→ What you have to do
The required lines are those that contain "submenu"; pull them out of the data and copy them.

++++++

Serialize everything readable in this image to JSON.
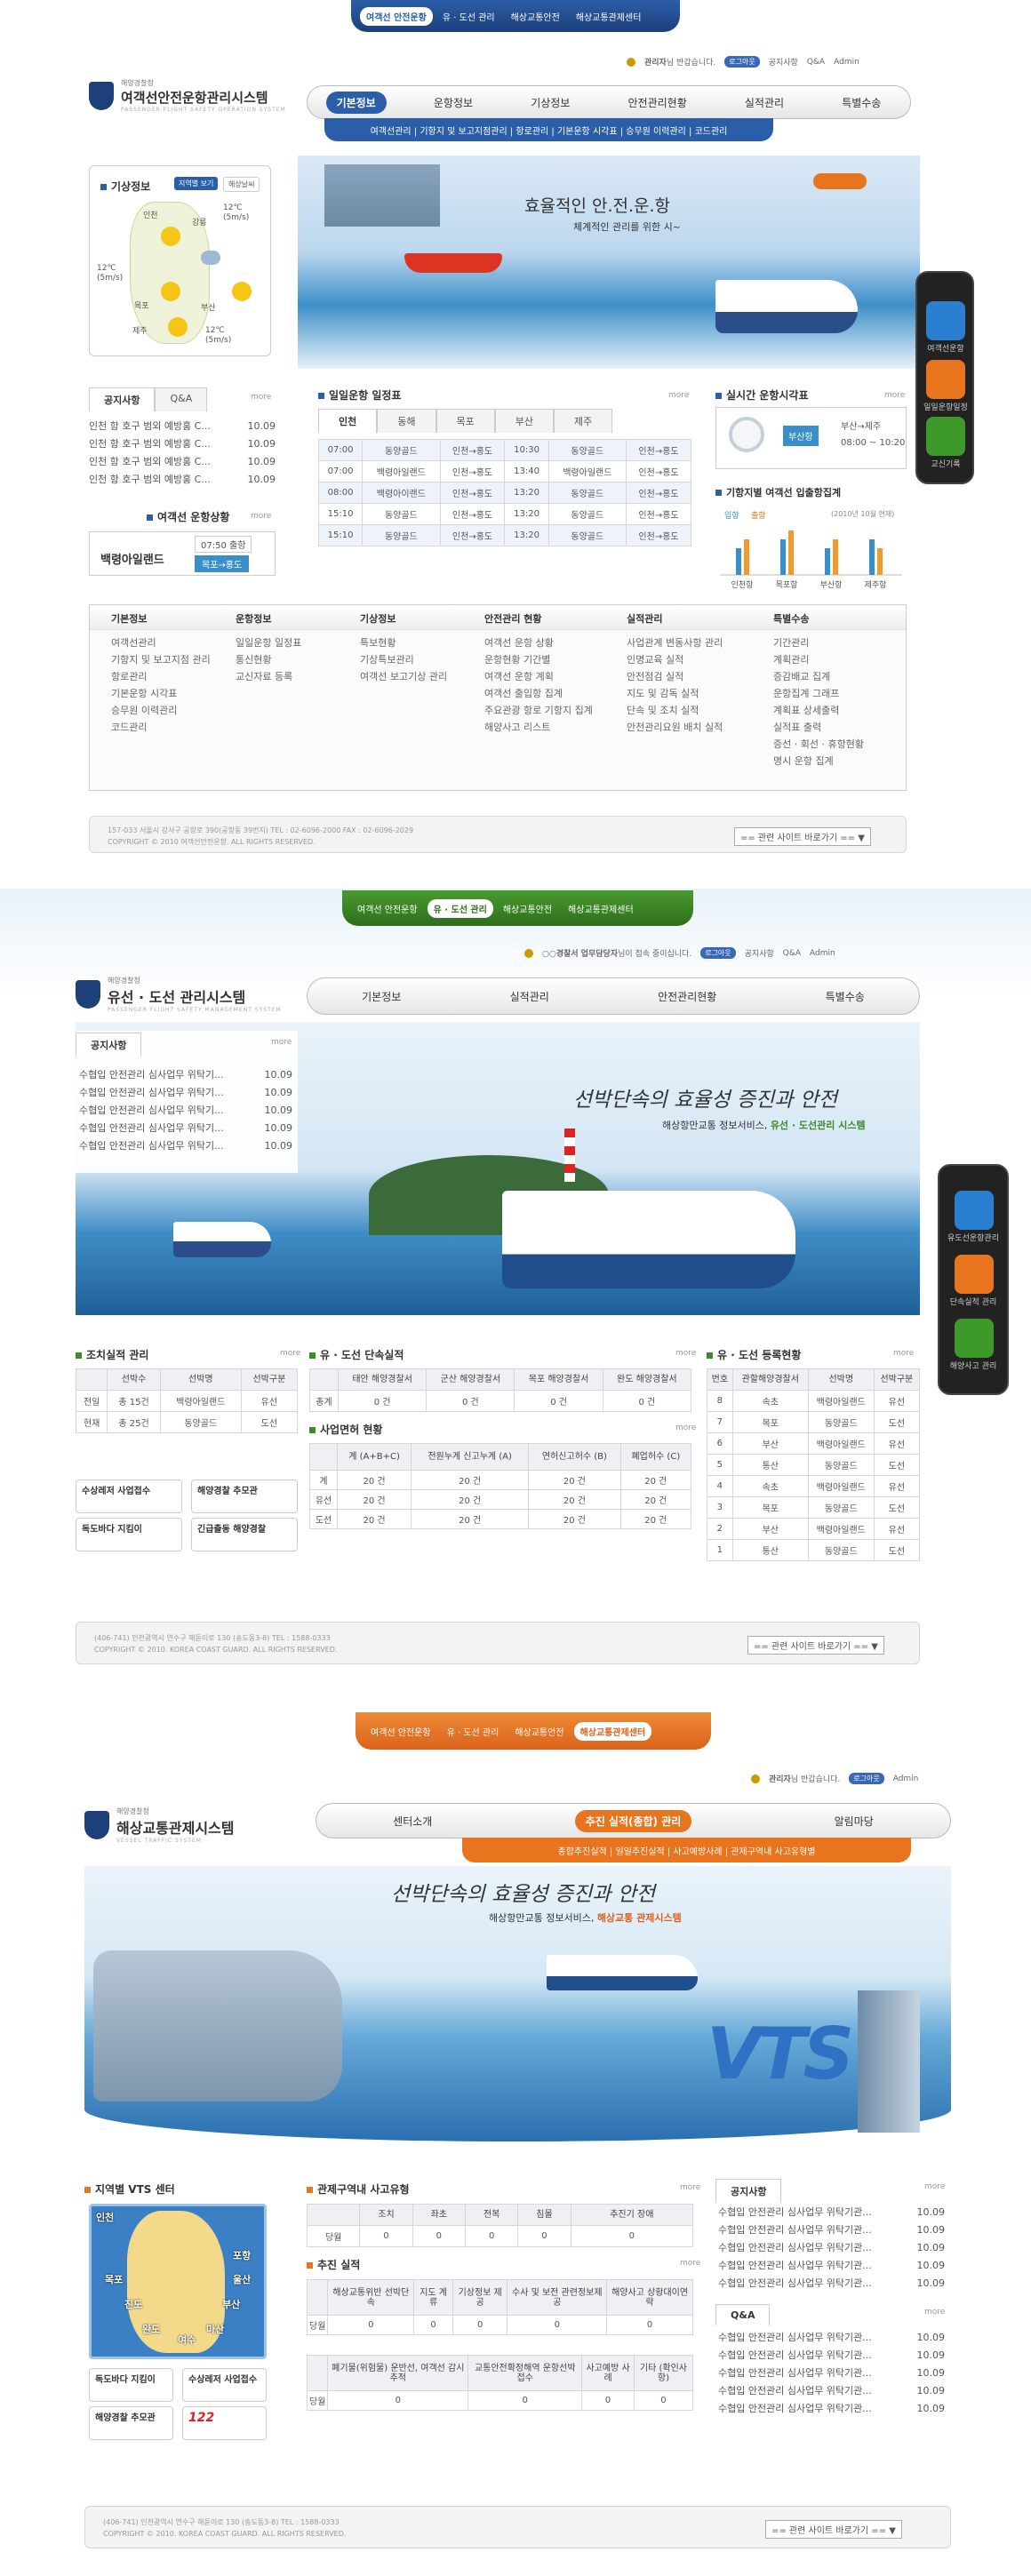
{
  "s1": {
    "topnav": [
      "여객선 안전운항",
      "유 · 도선 관리",
      "해상교통안전",
      "해상교통관제센터"
    ],
    "logo": {
      "sub": "해양경찰청",
      "main": "여객선안전운항관리시스템",
      "eng": "PASSENGER FLIGHT SAFETY OPERATION SYSTEM"
    },
    "util": {
      "user": "관리자",
      "greet": "님 반갑습니다.",
      "logout": "로그아웃",
      "q1": "공지사항",
      "q2": "Q&A",
      "q3": "Admin"
    },
    "mainmenu": [
      "기본정보",
      "운항정보",
      "기상정보",
      "안전관리현황",
      "실적관리",
      "특별수송"
    ],
    "submenu": "여객선관리 | 기항지 및 보고지점관리 | 항로관리 | 기본운항 시각표 | 승무원 이력관리 | 코드관리",
    "weather": {
      "title": "기상정보",
      "btn1": "지역별 보기",
      "btn2": "해상날씨",
      "cities": [
        "인천",
        "강릉",
        "목포",
        "부산",
        "제주"
      ],
      "readings": [
        "12℃ (5m/s)",
        "12℃ (5m/s)",
        "12℃ (5m/s)"
      ]
    },
    "hero": {
      "title": "효율적인 안.전.운.항",
      "sub": "체계적인 관리를 위한 시~"
    },
    "notice": {
      "tab1": "공지사항",
      "tab2": "Q&A",
      "more": "more",
      "items": [
        {
          "t": "인천 항 호구 범외 예방홍 C...",
          "d": "10.09"
        },
        {
          "t": "인천 항 호구 범외 예방홍 C...",
          "d": "10.09"
        },
        {
          "t": "인천 항 호구 범외 예방홍 C...",
          "d": "10.09"
        },
        {
          "t": "인천 항 호구 범외 예방홍 C...",
          "d": "10.09"
        }
      ]
    },
    "status": {
      "title": "여객선 운항상황",
      "more": "more",
      "ship": "백령아일랜드",
      "time": "07:50 출항",
      "route": "목포→홍도"
    },
    "schedule": {
      "title": "일일운항 일정표",
      "more": "more",
      "tabs": [
        "인천",
        "동해",
        "목포",
        "부산",
        "제주"
      ],
      "rows": [
        [
          "07:00",
          "동양골드",
          "인천→홍도",
          "10:30",
          "동양골드",
          "인천→홍도"
        ],
        [
          "07:00",
          "백령아일랜드",
          "인천→홍도",
          "13:40",
          "백령아일랜드",
          "인천→홍도"
        ],
        [
          "08:00",
          "백령아이랜드",
          "인천→홍도",
          "13:20",
          "동양골드",
          "인천→홍도"
        ],
        [
          "15:10",
          "동양골드",
          "인천→홍도",
          "13:20",
          "동양골드",
          "인천→홍도"
        ],
        [
          "15:10",
          "동양골드",
          "인천→홍도",
          "13:20",
          "동양골드",
          "인천→홍도"
        ]
      ]
    },
    "realtime": {
      "title": "실시간 운항시각표",
      "more": "more",
      "port": "부산항",
      "route": "부산→제주",
      "time": "08:00 ~ 10:20"
    },
    "pax": {
      "title": "기항지별 여객선 입출항집계",
      "legend1": "입항",
      "legend2": "출항",
      "note": "(2010년 10월 현재)",
      "cats": [
        "인천항",
        "목포항",
        "부산항",
        "제주항"
      ],
      "in": [
        3,
        4,
        3,
        4
      ],
      "out": [
        4,
        5,
        4,
        3
      ]
    },
    "phone": [
      "여객선운항",
      "일일운항일정",
      "교신기록"
    ],
    "sitemap": [
      {
        "h": "기본정보",
        "i": [
          "여객선관리",
          "기항지 및 보고지점 관리",
          "항로관리",
          "기본운항 시각표",
          "승무원 이력관리",
          "코드관리"
        ]
      },
      {
        "h": "운항정보",
        "i": [
          "일일운항 일정표",
          "통신현황",
          "교신자료 등록"
        ]
      },
      {
        "h": "기상정보",
        "i": [
          "특보현황",
          "기상특보관리",
          "여객선 보고기상 관리"
        ]
      },
      {
        "h": "안전관리 현황",
        "i": [
          "여객선 운항 상황",
          "운항현황 기간별",
          "여객선 운항 계획",
          "여객선 출입항 집계",
          "주요관광 항로 기항지 집계",
          "해양사고 리스트"
        ]
      },
      {
        "h": "실적관리",
        "i": [
          "사업관계 변동사항 관리",
          "인명교육 실적",
          "안전점검 실적",
          "지도 및 감독 실적",
          "단속 및 조치 실적",
          "안전관리요원 배치 실적"
        ]
      },
      {
        "h": "특별수송",
        "i": [
          "기간관리",
          "계획관리",
          "증감배교 집계",
          "운항집계 그래프",
          "계획표 상세출력",
          "실적표 출력",
          "증선 · 회선 · 휴항현황",
          "명시 운항 집계"
        ]
      }
    ],
    "footer": {
      "l1": "157-033 서울시 강서구 공항로 390(공항동 39번지) TEL : 02-6096-2000  FAX : 02-6096-2029",
      "l2": "COPYRIGHT © 2010 여객선안전운항. ALL RIGHTS RESERVED.",
      "sel": "== 관련 사이트 바로가기 ==",
      "arrow": "▼"
    }
  },
  "s2": {
    "topnav": [
      "여객선 안전운항",
      "유 · 도선 관리",
      "해상교통안전",
      "해상교통관제센터"
    ],
    "logo": {
      "sub": "해양경찰청",
      "main": "유선 · 도선 관리시스템",
      "eng": "PASSENGER FLIGHT SAFETY MANAGEMENT SYSTEM"
    },
    "util": {
      "user": "○○경찰서 업무담당자",
      "greet": "님이 접속 중이십니다.",
      "logout": "로그아웃",
      "q1": "공지사항",
      "q2": "Q&A",
      "q3": "Admin"
    },
    "mainmenu": [
      "기본정보",
      "실적관리",
      "안전관리현황",
      "특별수송"
    ],
    "notice": {
      "title": "공지사항",
      "more": "more",
      "items": [
        {
          "t": "수협입 안전관리 심사업무 위탁기...",
          "d": "10.09"
        },
        {
          "t": "수협입 안전관리 심사업무 위탁기...",
          "d": "10.09"
        },
        {
          "t": "수협입 안전관리 심사업무 위탁기...",
          "d": "10.09"
        },
        {
          "t": "수협입 안전관리 심사업무 위탁기...",
          "d": "10.09"
        },
        {
          "t": "수협입 안전관리 심사업무 위탁기...",
          "d": "10.09"
        }
      ]
    },
    "hero": {
      "title": "선박단속의 효율성 증진과 안전",
      "sub1": "해상항만교통 정보서비스, ",
      "sub2": "유선 · 도선관리 시스템"
    },
    "phone": [
      "유도선운항관리",
      "단속실적 관리",
      "해양사고 관리"
    ],
    "inspect": {
      "title": "조치실적 관리",
      "more": "more",
      "head": [
        "선박수",
        "선박명",
        "선박구분"
      ],
      "rows": [
        [
          "전일",
          "총 15건",
          "백령아일랜드",
          "유선"
        ],
        [
          "현재",
          "총 25건",
          "동양골드",
          "도선"
        ]
      ]
    },
    "btns": [
      "수상레저 사업접수",
      "해양경찰 추모관",
      "독도바다 지킴이",
      "긴급출동 해양경찰"
    ],
    "crack": {
      "title": "유 · 도선 단속실적",
      "more": "more",
      "head": [
        "태안 해양경찰서",
        "군산 해양경찰서",
        "목포 해양경찰서",
        "완도 해양경찰서"
      ],
      "rows": [
        [
          "총계",
          "0 건",
          "0 건",
          "0 건",
          "0 건"
        ]
      ]
    },
    "biz": {
      "title": "사업면허 현황",
      "more": "more",
      "head": [
        "계 (A+B+C)",
        "전원누계 신고누계 (A)",
        "연허신고허수 (B)",
        "폐업허수 (C)"
      ],
      "rows": [
        [
          "계",
          "20 건",
          "20 건",
          "20 건",
          "20 건"
        ],
        [
          "유선",
          "20 건",
          "20 건",
          "20 건",
          "20 건"
        ],
        [
          "도선",
          "20 건",
          "20 건",
          "20 건",
          "20 건"
        ]
      ]
    },
    "reg": {
      "title": "유 · 도선 등록현황",
      "more": "more",
      "head": [
        "번호",
        "관할해양경찰서",
        "선박명",
        "선박구분"
      ],
      "rows": [
        [
          "8",
          "속초",
          "백령아일랜드",
          "유선"
        ],
        [
          "7",
          "목포",
          "동양골드",
          "도선"
        ],
        [
          "6",
          "부산",
          "백령아일랜드",
          "유선"
        ],
        [
          "5",
          "통산",
          "동양골드",
          "도선"
        ],
        [
          "4",
          "속초",
          "백령아일랜드",
          "유선"
        ],
        [
          "3",
          "목포",
          "동양골드",
          "도선"
        ],
        [
          "2",
          "부산",
          "백령아일랜드",
          "유선"
        ],
        [
          "1",
          "통산",
          "동양골드",
          "도선"
        ]
      ]
    },
    "footer": {
      "l1": "(406-741) 인천광역시 연수구 해돋이로 130 (송도동3-8) TEL : 1588-0333",
      "l2": "COPYRIGHT © 2010. KOREA COAST GUARD. ALL RIGHTS RESERVED.",
      "sel": "== 관련 사이트 바로가기 ==",
      "arrow": "▼"
    }
  },
  "s3": {
    "topnav": [
      "여객선 안전운항",
      "유 · 도선 관리",
      "해상교통안전",
      "해상교통관제센터"
    ],
    "logo": {
      "sub": "해양경찰청",
      "main": "해상교통관제시스템",
      "eng": "VESSEL TRAFFIC SYSTEM"
    },
    "util": {
      "user": "관리자",
      "greet": "님 반갑습니다.",
      "logout": "로그아웃",
      "q1": "Admin"
    },
    "mainmenu": [
      "센터소개",
      "추진 실적(종합) 관리",
      "알림마당"
    ],
    "submenu": "종합추진실적 | 일일추진실적 | 사고예방사례 | 관제구역내 사고유형별",
    "hero": {
      "title": "선박단속의 효율성 증진과 안전",
      "sub1": "해상항만교통 정보서비스, ",
      "sub2": "해상교통 관제시스템",
      "vts": "VTS"
    },
    "vtsmap": {
      "title": "지역별 VTS 센터",
      "cities": [
        "인천",
        "포항",
        "목포",
        "울산",
        "진도",
        "부산",
        "완도",
        "여수",
        "마산"
      ]
    },
    "btns": [
      "독도바다 지킴이",
      "수상레저 사업접수",
      "해양경찰 추모관",
      "122"
    ],
    "accident": {
      "title": "관제구역내 사고유형",
      "more": "more",
      "head": [
        "조치",
        "좌초",
        "전복",
        "침몰",
        "추진기 장애"
      ],
      "rows": [
        [
          "당월",
          "0",
          "0",
          "0",
          "0",
          "0"
        ]
      ]
    },
    "perf": {
      "title": "추진 실적",
      "more": "more",
      "head1": [
        "해상교통위반 선박단속",
        "지도 계류",
        "기상정보 제공",
        "수사 및 보전 관련정보제공",
        "해양사고 상황대이연락"
      ],
      "rows1": [
        [
          "당월",
          "0",
          "0",
          "0",
          "0",
          "0"
        ]
      ],
      "head2": [
        "폐기물(위험물) 운반선, 여객선 감시추적",
        "교통안전확정해역 운항선박 접수",
        "사고예방 사례",
        "기타 (확인사항)"
      ],
      "rows2": [
        [
          "당월",
          "0",
          "0",
          "0",
          "0"
        ]
      ]
    },
    "notice": {
      "title": "공지사항",
      "more": "more",
      "items": [
        {
          "t": "수협입 안전관리 심사업무 위탁기관...",
          "d": "10.09"
        },
        {
          "t": "수협입 안전관리 심사업무 위탁기관...",
          "d": "10.09"
        },
        {
          "t": "수협입 안전관리 심사업무 위탁기관...",
          "d": "10.09"
        },
        {
          "t": "수협입 안전관리 심사업무 위탁기관...",
          "d": "10.09"
        },
        {
          "t": "수협입 안전관리 심사업무 위탁기관...",
          "d": "10.09"
        }
      ]
    },
    "qna": {
      "title": "Q&A",
      "more": "more",
      "items": [
        {
          "t": "수협입 안전관리 심사업무 위탁기관...",
          "d": "10.09"
        },
        {
          "t": "수협입 안전관리 심사업무 위탁기관...",
          "d": "10.09"
        },
        {
          "t": "수협입 안전관리 심사업무 위탁기관...",
          "d": "10.09"
        },
        {
          "t": "수협입 안전관리 심사업무 위탁기관...",
          "d": "10.09"
        },
        {
          "t": "수협입 안전관리 심사업무 위탁기관...",
          "d": "10.09"
        }
      ]
    },
    "footer": {
      "l1": "(406-741) 인천광역시 연수구 해돋이로 130 (송도동3-8) TEL : 1588-0333",
      "l2": "COPYRIGHT © 2010. KOREA COAST GUARD. ALL RIGHTS RESERVED.",
      "sel": "== 관련 사이트 바로가기 ==",
      "arrow": "▼"
    }
  },
  "colors": {
    "blue": "#2f63ad",
    "green": "#3d8a2a",
    "orange": "#e9741e",
    "sea": "#5aa9d8"
  }
}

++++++

→ Exercise response
    "submenu": "여객선관리 | 기항지 및 보고지점관리 | 항로관리 | 기본운항 시각표 | 승무원 이력관리 | 코드관리",
    "submenu": "종합추진실적 | 일일추진실적 | 사고예방사례 | 관제구역내 사고유형별",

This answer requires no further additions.